[Task objective] The lines to copy from the listing below are those that contain the string "handle".
== Segment start ==
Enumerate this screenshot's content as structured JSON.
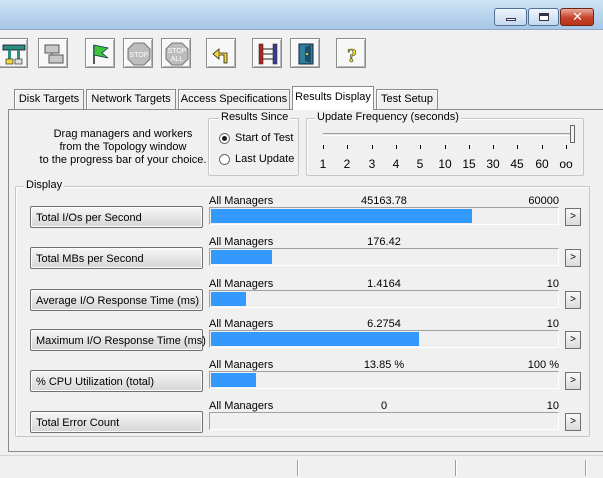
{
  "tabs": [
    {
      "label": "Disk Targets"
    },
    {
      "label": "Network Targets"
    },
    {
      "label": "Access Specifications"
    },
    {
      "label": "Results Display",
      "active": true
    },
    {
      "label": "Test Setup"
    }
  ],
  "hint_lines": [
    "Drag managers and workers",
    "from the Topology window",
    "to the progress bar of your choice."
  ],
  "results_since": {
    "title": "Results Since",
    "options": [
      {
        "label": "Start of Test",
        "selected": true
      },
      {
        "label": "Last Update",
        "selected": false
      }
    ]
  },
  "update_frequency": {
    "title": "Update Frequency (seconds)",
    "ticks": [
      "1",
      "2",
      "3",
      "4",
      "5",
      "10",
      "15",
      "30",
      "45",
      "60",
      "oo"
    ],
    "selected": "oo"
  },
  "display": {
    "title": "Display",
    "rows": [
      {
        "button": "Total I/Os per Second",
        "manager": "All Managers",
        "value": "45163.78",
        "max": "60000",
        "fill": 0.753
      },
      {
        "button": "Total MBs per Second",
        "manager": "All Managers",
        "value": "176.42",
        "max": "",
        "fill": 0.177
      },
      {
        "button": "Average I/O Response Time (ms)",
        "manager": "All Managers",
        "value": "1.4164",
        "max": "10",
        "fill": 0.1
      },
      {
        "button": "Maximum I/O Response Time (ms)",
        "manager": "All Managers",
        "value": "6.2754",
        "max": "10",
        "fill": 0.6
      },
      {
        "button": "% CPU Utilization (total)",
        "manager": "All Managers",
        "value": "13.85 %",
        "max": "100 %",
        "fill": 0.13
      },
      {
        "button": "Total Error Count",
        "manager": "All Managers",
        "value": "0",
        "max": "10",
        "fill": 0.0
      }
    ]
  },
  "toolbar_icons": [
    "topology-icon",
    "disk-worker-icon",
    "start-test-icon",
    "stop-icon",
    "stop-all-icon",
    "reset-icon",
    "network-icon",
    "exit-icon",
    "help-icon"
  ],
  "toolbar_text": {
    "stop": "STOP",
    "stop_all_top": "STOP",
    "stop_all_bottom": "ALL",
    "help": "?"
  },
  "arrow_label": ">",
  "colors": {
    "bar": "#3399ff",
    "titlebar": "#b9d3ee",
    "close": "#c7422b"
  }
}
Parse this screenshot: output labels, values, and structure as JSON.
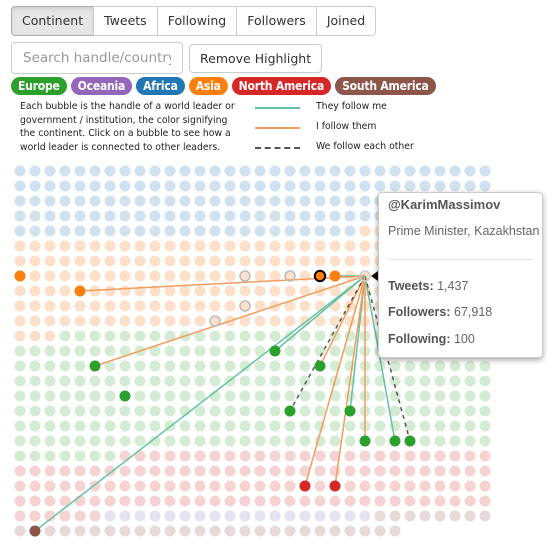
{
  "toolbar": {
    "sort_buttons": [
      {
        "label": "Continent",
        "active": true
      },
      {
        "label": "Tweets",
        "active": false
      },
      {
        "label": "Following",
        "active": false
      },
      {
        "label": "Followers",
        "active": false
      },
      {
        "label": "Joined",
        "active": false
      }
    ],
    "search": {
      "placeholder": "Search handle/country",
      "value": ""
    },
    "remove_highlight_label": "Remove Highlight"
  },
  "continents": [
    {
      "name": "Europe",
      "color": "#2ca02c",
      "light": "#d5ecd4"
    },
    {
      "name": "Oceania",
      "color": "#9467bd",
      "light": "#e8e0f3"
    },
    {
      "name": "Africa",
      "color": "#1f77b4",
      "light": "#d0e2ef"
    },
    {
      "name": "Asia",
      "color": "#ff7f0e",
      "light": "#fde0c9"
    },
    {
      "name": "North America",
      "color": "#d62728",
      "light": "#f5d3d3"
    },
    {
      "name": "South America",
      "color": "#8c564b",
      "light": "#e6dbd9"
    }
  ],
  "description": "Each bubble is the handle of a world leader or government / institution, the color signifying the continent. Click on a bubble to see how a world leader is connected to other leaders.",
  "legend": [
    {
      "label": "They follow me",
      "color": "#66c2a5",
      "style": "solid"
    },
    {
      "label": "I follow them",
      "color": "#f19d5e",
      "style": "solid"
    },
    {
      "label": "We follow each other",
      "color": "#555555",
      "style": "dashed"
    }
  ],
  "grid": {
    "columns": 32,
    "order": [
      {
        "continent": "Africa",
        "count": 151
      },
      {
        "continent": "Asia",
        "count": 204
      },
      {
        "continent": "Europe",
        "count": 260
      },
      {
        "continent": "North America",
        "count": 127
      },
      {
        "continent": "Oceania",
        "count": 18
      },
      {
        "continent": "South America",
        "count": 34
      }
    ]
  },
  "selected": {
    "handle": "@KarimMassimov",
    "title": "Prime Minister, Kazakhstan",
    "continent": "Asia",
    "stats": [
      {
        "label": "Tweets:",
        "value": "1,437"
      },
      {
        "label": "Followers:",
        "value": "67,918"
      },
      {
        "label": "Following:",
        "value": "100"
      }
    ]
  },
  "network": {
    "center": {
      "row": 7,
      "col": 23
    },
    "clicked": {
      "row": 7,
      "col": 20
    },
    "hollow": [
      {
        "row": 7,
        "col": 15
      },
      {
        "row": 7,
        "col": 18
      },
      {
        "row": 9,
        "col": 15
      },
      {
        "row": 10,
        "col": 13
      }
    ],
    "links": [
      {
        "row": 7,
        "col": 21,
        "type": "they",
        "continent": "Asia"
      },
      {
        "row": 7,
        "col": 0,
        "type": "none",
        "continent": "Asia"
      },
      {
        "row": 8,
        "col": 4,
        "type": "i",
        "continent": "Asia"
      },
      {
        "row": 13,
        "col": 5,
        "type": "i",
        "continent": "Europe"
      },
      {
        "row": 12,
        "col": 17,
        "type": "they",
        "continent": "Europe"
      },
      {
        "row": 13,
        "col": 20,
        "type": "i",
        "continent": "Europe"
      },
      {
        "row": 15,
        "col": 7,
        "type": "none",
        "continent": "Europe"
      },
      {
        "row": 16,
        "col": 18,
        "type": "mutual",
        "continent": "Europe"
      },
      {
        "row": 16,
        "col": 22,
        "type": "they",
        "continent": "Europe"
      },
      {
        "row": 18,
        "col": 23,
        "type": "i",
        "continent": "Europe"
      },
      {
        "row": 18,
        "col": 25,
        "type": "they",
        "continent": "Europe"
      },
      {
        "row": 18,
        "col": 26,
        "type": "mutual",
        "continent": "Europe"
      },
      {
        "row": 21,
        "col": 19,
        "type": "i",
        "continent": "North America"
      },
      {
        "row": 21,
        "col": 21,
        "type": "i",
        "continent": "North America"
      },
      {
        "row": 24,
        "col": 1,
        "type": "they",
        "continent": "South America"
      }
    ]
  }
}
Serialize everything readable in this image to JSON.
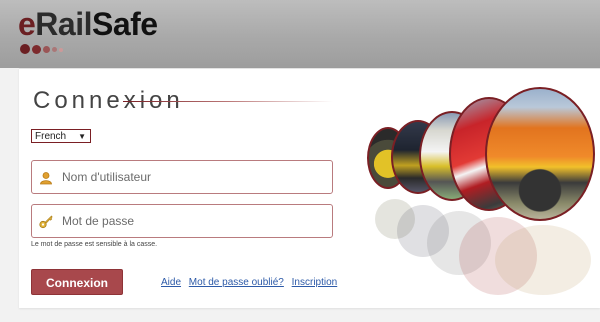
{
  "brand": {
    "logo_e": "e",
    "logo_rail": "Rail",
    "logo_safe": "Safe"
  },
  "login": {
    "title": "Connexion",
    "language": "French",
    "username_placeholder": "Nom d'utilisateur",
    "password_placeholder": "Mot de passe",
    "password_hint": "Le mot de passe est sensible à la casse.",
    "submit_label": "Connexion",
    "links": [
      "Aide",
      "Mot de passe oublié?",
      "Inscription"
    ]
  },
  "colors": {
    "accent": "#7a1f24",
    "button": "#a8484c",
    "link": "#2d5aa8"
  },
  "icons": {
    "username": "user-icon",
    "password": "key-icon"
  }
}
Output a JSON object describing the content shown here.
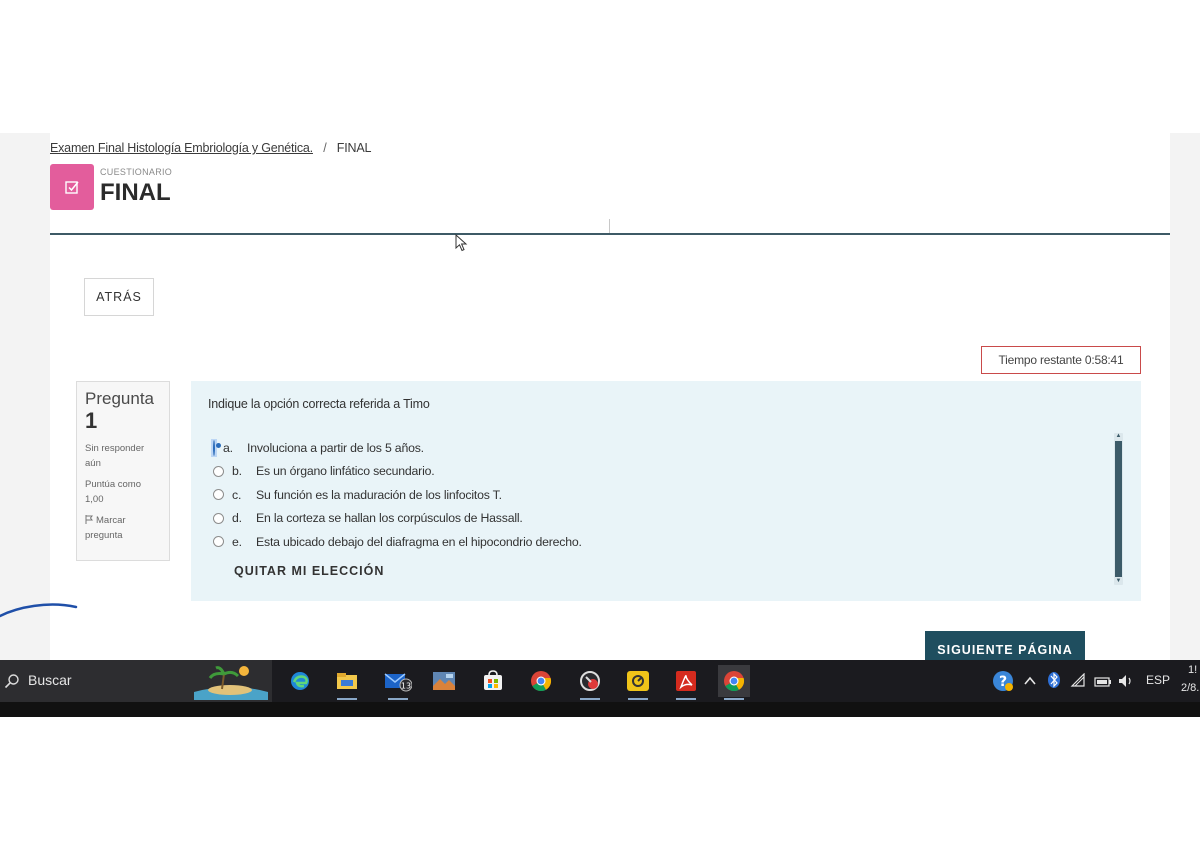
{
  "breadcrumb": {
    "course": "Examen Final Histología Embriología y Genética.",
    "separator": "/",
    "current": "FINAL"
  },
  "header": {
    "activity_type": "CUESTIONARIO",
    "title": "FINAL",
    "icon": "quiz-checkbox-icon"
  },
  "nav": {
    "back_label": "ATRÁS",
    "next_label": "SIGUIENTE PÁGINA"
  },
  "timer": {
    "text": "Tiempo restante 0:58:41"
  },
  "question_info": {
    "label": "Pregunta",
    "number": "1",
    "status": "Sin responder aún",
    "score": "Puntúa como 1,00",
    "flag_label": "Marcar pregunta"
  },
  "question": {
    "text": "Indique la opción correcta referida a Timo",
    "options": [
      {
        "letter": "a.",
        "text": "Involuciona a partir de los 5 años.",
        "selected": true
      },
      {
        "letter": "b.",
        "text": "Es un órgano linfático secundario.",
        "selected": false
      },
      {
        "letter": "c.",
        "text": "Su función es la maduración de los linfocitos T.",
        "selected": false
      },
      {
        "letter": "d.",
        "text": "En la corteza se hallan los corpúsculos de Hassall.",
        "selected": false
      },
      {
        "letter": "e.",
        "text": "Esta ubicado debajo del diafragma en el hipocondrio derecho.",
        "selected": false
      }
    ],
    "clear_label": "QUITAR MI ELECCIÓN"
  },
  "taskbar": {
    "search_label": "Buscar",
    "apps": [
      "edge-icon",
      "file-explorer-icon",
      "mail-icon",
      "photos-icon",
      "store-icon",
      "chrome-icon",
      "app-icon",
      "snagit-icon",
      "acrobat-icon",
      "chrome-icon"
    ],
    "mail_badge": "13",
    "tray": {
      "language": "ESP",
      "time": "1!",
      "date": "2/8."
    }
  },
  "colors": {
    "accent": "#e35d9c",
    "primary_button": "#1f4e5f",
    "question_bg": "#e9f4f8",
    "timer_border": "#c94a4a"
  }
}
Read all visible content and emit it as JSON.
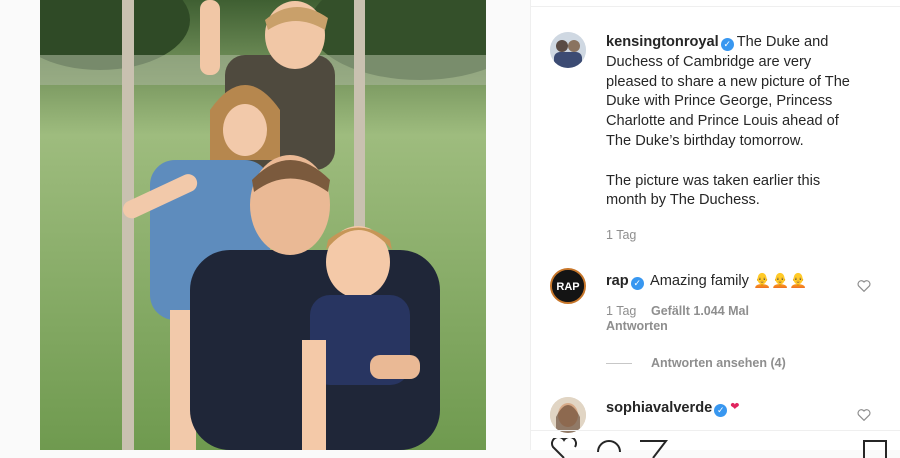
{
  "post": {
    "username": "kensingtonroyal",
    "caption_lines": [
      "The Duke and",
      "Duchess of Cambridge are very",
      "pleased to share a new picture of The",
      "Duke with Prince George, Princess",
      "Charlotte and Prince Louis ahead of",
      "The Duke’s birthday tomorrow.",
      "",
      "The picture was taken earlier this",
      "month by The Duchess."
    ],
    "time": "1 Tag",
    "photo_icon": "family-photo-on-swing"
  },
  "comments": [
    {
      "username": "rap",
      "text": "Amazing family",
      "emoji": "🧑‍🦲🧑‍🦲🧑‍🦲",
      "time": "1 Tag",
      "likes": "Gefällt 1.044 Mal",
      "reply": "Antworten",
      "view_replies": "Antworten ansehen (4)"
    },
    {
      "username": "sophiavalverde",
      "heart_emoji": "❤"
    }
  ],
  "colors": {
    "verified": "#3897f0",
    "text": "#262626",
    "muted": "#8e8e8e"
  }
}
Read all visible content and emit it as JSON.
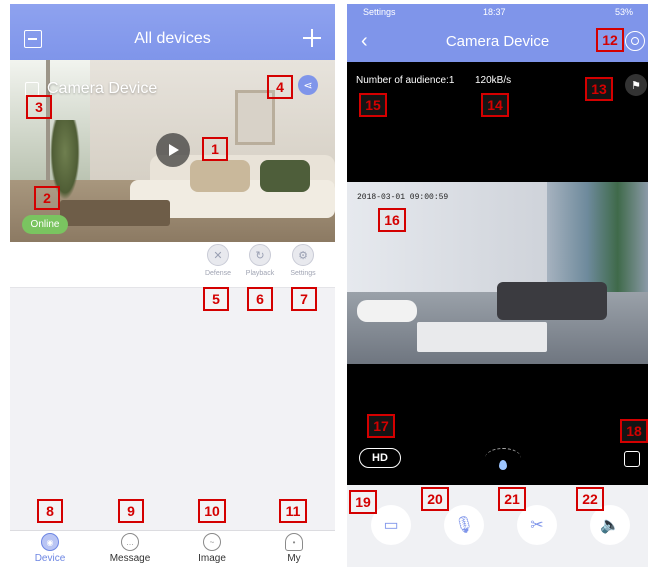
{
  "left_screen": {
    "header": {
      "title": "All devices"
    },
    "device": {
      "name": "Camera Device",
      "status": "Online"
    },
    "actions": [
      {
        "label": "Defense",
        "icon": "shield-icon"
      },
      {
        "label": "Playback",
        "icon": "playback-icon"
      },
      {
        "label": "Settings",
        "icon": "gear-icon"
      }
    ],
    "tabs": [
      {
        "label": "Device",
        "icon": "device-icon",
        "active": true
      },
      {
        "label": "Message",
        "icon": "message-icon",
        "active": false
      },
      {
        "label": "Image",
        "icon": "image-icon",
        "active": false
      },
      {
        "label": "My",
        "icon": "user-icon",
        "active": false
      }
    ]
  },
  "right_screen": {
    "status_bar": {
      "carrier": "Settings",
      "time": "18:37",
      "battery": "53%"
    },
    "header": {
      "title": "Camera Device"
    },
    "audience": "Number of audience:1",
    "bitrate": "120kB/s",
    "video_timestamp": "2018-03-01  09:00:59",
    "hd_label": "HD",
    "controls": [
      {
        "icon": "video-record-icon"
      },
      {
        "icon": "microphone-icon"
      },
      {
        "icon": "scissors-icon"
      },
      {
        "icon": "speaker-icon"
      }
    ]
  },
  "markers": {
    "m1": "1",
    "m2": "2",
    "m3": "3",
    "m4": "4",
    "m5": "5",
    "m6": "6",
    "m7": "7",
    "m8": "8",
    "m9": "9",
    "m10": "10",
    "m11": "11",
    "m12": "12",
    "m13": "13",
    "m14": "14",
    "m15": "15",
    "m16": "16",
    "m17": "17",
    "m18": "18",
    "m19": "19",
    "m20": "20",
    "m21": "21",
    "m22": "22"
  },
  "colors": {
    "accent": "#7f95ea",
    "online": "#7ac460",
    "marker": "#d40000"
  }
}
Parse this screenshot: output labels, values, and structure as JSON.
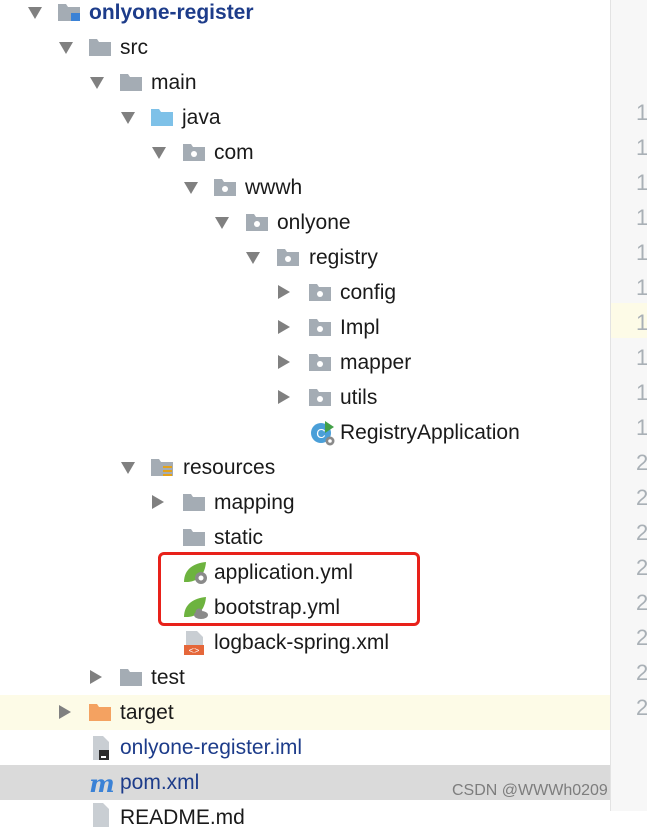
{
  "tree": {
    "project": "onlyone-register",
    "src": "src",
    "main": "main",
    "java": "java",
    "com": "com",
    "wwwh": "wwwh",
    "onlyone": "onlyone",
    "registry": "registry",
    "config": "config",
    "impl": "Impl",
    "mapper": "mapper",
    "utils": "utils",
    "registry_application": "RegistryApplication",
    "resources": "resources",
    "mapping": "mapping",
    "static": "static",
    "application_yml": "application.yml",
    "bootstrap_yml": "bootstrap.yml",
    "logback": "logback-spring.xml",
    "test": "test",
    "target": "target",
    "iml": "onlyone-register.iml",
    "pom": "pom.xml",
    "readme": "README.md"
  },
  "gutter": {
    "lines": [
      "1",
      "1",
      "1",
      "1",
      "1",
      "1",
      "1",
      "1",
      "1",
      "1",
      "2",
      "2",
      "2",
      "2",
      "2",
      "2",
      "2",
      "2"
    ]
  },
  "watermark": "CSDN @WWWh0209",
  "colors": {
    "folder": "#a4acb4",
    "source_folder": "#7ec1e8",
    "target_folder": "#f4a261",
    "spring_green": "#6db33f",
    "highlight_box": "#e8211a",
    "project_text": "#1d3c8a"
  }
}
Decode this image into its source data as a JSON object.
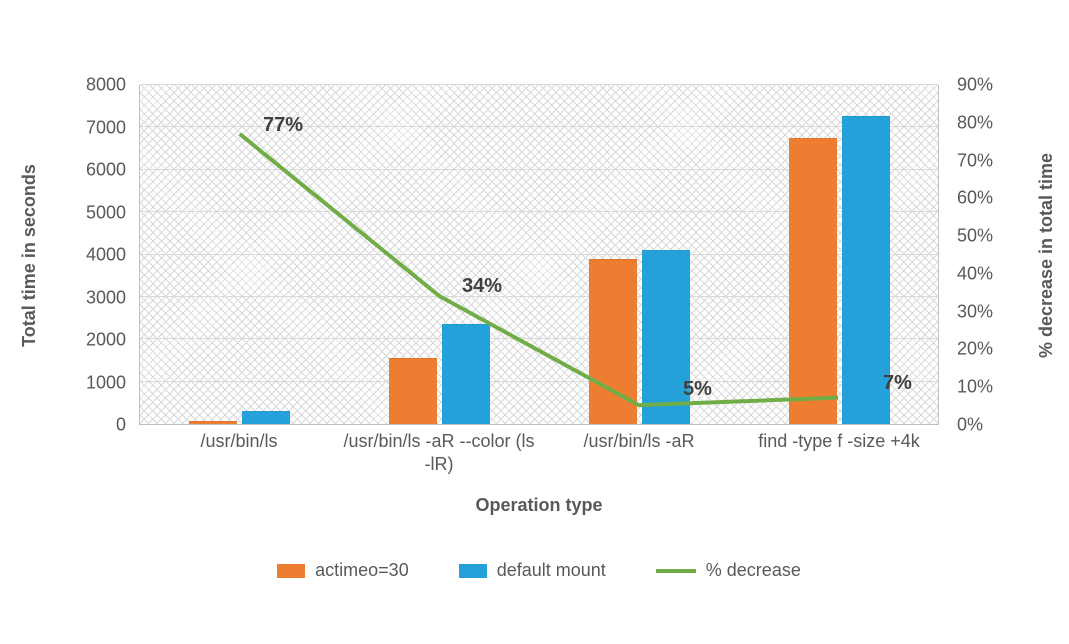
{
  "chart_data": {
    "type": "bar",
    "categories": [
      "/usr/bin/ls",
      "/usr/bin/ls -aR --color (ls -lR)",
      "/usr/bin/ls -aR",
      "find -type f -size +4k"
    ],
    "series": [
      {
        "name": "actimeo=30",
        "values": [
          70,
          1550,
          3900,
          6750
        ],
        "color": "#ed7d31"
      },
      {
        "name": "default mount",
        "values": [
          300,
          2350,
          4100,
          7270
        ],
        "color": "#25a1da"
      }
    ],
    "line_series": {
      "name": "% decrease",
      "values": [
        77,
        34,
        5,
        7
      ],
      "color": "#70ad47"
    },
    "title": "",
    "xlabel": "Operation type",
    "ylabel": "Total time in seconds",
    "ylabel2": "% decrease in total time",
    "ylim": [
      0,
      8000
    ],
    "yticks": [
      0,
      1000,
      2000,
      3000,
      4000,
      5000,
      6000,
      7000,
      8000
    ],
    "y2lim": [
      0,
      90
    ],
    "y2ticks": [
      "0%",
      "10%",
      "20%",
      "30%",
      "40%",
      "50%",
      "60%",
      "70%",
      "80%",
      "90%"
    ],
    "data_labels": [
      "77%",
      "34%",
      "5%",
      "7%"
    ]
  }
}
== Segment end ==
[Result]
      "placeholder": "Search handle/country",
  "description": "Each bubble is the handle of a world leader or government / institution, the color signifying the continent. Click on a bubble to see how a world leader is connected to other leaders.",
    "handle": "@KarimMassimov",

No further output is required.